- Lately, your competitors on stage have raised the issue of land equity and your familyâ€™s ownership of huge tracts of land. Can you tell Kenyans how many hectares of land your family owns and how it acquired them?Â Do you have any plans to open your familyâ€™s land records to public scrutiny or share the same with IDPs?
Kiyiapi, James ole
- Other than serving as Permanent Secretary in the Ministry of Education, what attributes qualify you to be the next President of the Republic of Kenya? During your tenure, could you point to any accomplishments at the Ministry?
- This being your first elective office, why should Kenyans entrust you with the highest office in theÂ land? Could you even win as a Senator, Governor or MP from your local area?
- Who is James ole Kiyiapi?
- You have served both the Moi and Kibaki governments in ministerial positions, how do you rate your performance? What was your role in financial scandals, specifically Goldenberg, Nairobi cemeteries and Del la Rue?Â Do you have any reservations about your integrity under Chapter Six of the Constitution?
- As the Deputy Prime Minister under the current administration, how much responsibility do you personally accept for the corruption, disfunction and chaos that beleaguered the Grand Coalition?
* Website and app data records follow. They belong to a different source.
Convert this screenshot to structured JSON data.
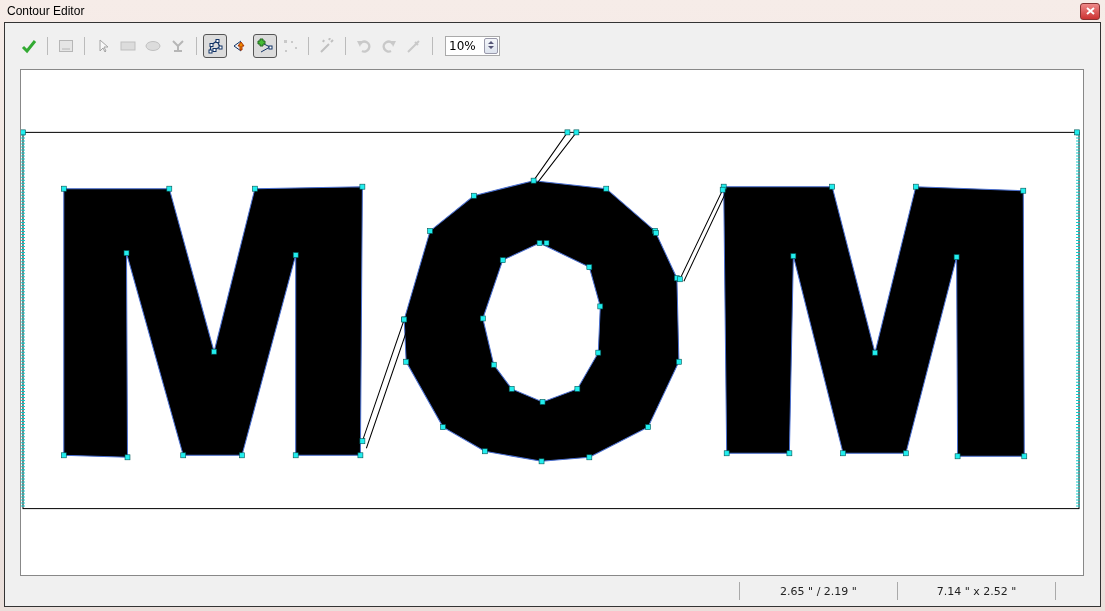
{
  "window": {
    "title": "Contour Editor"
  },
  "toolbar": {
    "groups": [
      {
        "tools": [
          {
            "disabled": false,
            "selected": false
          }
        ]
      },
      {
        "tools": [
          {
            "disabled": true,
            "selected": false
          }
        ]
      },
      {
        "tools": [
          {
            "disabled": true,
            "selected": false
          },
          {
            "disabled": true,
            "selected": false
          },
          {
            "disabled": true,
            "selected": false
          },
          {
            "disabled": true,
            "selected": false
          }
        ]
      },
      {
        "tools": [
          {
            "disabled": false,
            "selected": true
          },
          {
            "disabled": false,
            "selected": false
          },
          {
            "disabled": false,
            "selected": true
          },
          {
            "disabled": true,
            "selected": false
          }
        ]
      },
      {
        "tools": [
          {
            "disabled": true,
            "selected": false
          }
        ]
      },
      {
        "tools": [
          {
            "disabled": true,
            "selected": false
          },
          {
            "disabled": true,
            "selected": false
          },
          {
            "disabled": true,
            "selected": false
          }
        ]
      }
    ],
    "zoom": {
      "value": "10%"
    }
  },
  "status_bar": {
    "position": "2.65 \" / 2.19 \"",
    "size": "7.14 \" x 2.52 \""
  }
}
What regrets, if any, do you have for serving as DPM?
- You have been portrayed as an indecisive and malleable leader, how would you handle the pressures of the presidency if elected or is this portrayal mistaken?
Odinga, Raila Amolo
- You have represented Langâ€™ata in Parliament for two decades, what are your greatest accomplishments? Critics point to Kibera slums as your weakness, are you proud to be presiding over the largest slum in Africa? Looking back, could you have done anything differently?
- In 2002, you made the famous declaration, â€œKibaki Toshaâ€ do you feel that you deserve the Presidency this time around because of that or are you unhappy that President Kibaki has not returned the favor? Do you feel entitled to the presidency?
- During your tenure as Prime Minister for the last 5 years, what accomplishments can you point to? Any regrets? Â What responsibility do you take for the failures of the Kibaki administration?
For all the Aspirants
- In your view, what are the limits of integrity under Chapter Six of the Constitution?
- What is your plan to address the issue of youth unemployment? (No slogans of generalizations, specifics please).
- Does your administration view the Kenyan Diaspora as an integral part of the country? Why or why not?
- What personal sacrifice are you prepared to make for the sake of national interest? Give examples from your past.
- If for whatever reason you couldnâ€™t become President of Kenya, who from this stage would you endorse? Why or why not?
As the aspirants step up to the podium for this historic debate, all Kenyans should embrace diversity of thought, opinion and vision. No one person, alliance or community can claim a monopoly of ideas on how best to advance the nationâ€™s interest.Â Nonetheless, the seekers of the presidency have a unique obligation to justify their bids. These questions (and others are the debate) are just but a minute piece of the broader national discourse.
*The author is an attorney at law in the States of Minnesota and New York in the United States. He is also an advocate of the High Court of Kenya. He serves as the Chair, Peter Kenneth Diaspora.